___ Information given
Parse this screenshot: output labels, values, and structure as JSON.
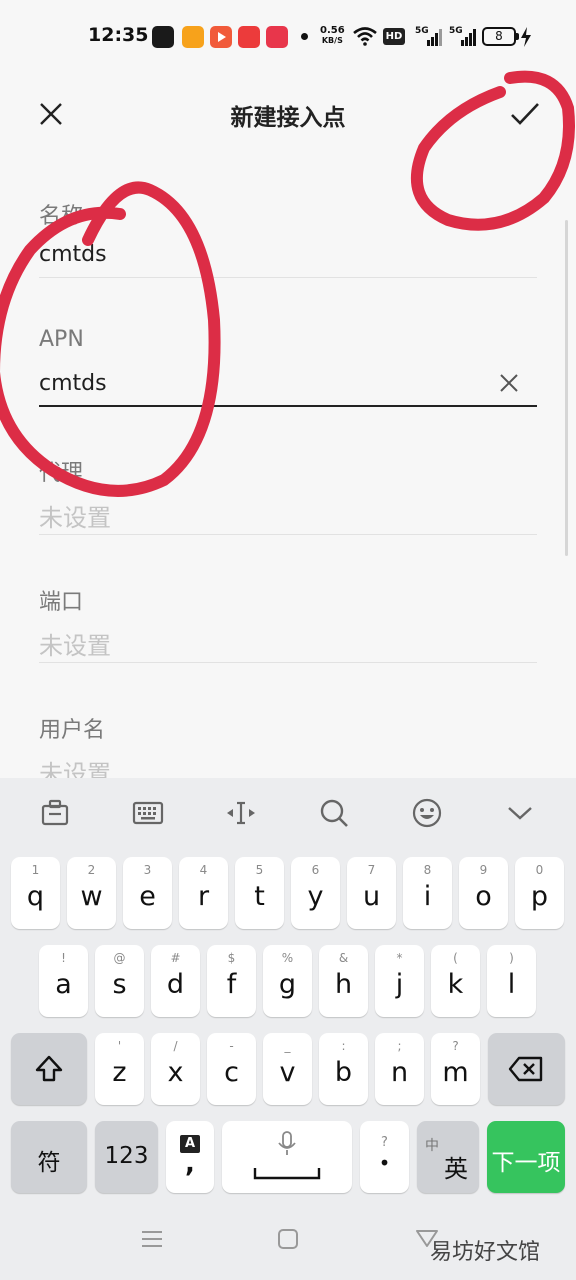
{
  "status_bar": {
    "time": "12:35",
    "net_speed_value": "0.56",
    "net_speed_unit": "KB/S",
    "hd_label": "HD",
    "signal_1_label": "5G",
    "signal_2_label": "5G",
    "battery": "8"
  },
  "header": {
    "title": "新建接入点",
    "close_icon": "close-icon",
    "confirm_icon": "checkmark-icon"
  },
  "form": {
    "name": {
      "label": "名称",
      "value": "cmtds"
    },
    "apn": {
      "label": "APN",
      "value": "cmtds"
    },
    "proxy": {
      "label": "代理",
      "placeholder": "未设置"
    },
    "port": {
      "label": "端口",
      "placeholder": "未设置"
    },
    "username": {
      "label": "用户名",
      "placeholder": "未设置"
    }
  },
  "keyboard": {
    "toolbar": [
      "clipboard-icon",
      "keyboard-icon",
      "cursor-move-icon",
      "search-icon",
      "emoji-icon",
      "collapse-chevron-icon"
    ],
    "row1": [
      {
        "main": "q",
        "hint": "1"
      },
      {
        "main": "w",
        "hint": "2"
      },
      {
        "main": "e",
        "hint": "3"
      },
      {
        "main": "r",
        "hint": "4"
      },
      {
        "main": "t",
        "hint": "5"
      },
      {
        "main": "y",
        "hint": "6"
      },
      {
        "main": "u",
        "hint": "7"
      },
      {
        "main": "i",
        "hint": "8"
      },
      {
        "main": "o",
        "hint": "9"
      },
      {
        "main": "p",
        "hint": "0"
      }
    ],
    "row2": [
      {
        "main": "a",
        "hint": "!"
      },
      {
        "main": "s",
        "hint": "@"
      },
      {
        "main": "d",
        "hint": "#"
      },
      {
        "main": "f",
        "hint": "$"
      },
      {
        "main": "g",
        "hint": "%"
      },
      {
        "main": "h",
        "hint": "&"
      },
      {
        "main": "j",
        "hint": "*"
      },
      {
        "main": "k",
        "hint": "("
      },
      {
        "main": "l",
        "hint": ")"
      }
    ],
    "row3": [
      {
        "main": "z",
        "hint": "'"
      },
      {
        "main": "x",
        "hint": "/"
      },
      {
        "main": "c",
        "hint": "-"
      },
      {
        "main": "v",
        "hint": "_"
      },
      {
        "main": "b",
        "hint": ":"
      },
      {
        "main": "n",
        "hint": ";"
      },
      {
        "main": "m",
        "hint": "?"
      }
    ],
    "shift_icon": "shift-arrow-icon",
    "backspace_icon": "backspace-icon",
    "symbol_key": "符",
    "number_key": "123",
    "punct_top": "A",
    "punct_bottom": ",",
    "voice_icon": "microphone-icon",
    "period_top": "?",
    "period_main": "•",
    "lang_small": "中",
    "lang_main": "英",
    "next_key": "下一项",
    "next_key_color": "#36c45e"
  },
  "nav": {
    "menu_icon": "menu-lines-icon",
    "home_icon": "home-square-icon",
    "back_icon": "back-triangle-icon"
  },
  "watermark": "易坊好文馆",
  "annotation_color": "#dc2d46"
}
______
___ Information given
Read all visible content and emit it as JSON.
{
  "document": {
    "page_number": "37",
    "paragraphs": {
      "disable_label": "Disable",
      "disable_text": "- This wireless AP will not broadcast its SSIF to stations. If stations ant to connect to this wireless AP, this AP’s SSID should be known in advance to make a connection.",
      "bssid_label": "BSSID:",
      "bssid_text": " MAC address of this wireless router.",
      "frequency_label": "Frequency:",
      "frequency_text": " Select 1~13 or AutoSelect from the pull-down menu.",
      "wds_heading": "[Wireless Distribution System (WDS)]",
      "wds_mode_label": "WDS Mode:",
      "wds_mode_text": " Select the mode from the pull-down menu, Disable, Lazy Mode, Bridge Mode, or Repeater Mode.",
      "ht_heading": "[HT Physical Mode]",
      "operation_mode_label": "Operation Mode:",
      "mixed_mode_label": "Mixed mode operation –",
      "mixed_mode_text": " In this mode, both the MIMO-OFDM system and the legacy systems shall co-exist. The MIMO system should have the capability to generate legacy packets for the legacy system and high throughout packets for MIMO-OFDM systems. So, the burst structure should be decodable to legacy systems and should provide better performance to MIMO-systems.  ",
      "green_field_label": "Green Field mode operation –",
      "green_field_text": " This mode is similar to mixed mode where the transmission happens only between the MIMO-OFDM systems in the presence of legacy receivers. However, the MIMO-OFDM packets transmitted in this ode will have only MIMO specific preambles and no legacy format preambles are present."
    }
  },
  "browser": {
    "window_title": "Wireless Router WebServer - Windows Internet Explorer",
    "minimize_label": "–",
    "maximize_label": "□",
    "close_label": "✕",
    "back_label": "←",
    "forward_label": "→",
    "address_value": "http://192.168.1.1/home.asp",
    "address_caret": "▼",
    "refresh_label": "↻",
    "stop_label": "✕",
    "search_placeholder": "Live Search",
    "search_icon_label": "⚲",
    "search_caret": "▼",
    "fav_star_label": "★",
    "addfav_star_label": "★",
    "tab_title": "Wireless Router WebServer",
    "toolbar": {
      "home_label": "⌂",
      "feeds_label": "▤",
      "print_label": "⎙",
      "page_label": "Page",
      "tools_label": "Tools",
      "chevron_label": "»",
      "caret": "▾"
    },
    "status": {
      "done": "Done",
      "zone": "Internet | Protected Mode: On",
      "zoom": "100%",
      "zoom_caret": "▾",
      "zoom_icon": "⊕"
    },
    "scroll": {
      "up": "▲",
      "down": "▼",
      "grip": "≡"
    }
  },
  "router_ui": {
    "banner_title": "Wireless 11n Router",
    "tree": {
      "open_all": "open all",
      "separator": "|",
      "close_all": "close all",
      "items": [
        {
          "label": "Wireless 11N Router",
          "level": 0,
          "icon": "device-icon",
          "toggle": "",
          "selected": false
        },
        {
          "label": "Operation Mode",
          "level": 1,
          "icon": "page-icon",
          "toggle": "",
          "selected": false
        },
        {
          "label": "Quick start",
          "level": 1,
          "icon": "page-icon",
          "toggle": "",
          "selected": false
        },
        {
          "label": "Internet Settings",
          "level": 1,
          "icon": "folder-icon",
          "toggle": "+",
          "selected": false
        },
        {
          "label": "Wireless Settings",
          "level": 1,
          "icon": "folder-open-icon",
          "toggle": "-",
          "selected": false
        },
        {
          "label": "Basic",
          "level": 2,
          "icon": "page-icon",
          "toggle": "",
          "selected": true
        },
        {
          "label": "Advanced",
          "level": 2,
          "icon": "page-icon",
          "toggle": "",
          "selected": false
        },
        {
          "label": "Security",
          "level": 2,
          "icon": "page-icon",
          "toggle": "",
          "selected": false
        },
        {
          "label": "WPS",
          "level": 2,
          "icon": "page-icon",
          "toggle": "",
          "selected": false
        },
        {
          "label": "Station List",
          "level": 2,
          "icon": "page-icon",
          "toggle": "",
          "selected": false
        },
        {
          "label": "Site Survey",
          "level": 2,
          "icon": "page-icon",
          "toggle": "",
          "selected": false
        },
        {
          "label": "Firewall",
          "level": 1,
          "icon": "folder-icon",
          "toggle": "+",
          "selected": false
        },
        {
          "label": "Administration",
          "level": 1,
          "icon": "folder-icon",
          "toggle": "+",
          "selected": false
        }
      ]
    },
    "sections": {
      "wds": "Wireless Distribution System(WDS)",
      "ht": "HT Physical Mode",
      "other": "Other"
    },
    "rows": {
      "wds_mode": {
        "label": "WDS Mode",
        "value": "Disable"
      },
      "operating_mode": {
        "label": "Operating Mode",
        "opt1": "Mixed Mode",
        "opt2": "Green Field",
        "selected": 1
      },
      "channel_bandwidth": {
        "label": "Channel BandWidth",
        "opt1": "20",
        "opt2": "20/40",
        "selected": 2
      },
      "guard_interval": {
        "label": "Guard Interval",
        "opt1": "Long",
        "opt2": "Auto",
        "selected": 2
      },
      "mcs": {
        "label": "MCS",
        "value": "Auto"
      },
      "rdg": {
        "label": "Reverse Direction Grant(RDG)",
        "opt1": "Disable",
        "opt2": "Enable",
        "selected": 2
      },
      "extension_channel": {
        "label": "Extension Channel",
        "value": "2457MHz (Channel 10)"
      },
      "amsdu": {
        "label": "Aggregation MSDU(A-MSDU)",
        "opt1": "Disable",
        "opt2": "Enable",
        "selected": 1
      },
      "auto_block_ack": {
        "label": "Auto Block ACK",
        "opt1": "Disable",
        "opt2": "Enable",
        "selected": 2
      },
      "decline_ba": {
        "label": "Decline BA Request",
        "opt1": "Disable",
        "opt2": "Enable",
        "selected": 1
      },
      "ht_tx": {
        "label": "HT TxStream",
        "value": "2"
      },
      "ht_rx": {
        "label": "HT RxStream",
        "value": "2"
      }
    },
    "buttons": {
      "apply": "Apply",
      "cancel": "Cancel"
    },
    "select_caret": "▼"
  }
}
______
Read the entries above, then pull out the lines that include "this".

Parse this screenshot: output labels, values, and structure as JSON.
      "disable_text": "- This wireless AP will not broadcast its SSIF to stations. If stations ant to connect to this wireless AP, this AP’s SSID should be known in advance to make a connection.",
      "bssid_text": " MAC address of this wireless router.",
      "mixed_mode_text": " In this mode, both the MIMO-OFDM system and the legacy systems shall co-exist. The MIMO system should have the capability to generate legacy packets for the legacy system and high throughout packets for MIMO-OFDM systems. So, the burst structure should be decodable to legacy systems and should provide better performance to MIMO-systems.  ",
      "green_field_text": " This mode is similar to mixed mode where the transmission happens only between the MIMO-OFDM systems in the presence of legacy receivers. However, the MIMO-OFDM packets transmitted in this ode will have only MIMO specific preambles and no legacy format preambles are present."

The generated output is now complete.